- _Task instructions_: In the entries that follow, how many lines hold the string "Photoshop"? Give only that number.

++++ Records shown ++++

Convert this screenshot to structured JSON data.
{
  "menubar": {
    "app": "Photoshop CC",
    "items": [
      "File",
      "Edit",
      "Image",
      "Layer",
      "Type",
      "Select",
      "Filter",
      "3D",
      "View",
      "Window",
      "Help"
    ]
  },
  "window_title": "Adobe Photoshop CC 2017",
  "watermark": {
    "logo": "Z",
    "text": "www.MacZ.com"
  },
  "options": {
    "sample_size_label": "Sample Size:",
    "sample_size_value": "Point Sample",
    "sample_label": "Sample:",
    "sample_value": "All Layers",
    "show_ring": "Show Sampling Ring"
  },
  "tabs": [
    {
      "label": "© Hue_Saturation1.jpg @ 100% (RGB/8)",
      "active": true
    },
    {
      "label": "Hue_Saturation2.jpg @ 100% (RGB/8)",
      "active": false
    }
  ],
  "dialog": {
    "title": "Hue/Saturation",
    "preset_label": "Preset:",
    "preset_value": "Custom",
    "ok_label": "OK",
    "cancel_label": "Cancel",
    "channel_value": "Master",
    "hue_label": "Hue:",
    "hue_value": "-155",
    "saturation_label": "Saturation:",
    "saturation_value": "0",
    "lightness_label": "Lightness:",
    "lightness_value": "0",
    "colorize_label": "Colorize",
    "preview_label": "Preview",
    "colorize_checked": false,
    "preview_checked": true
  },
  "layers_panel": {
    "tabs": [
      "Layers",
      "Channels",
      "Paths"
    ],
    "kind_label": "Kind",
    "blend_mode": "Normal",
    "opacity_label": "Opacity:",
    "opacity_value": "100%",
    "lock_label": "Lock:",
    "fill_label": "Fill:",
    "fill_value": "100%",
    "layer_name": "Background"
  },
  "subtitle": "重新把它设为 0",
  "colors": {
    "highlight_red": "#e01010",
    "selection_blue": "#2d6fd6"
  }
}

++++

- _Your response_: 2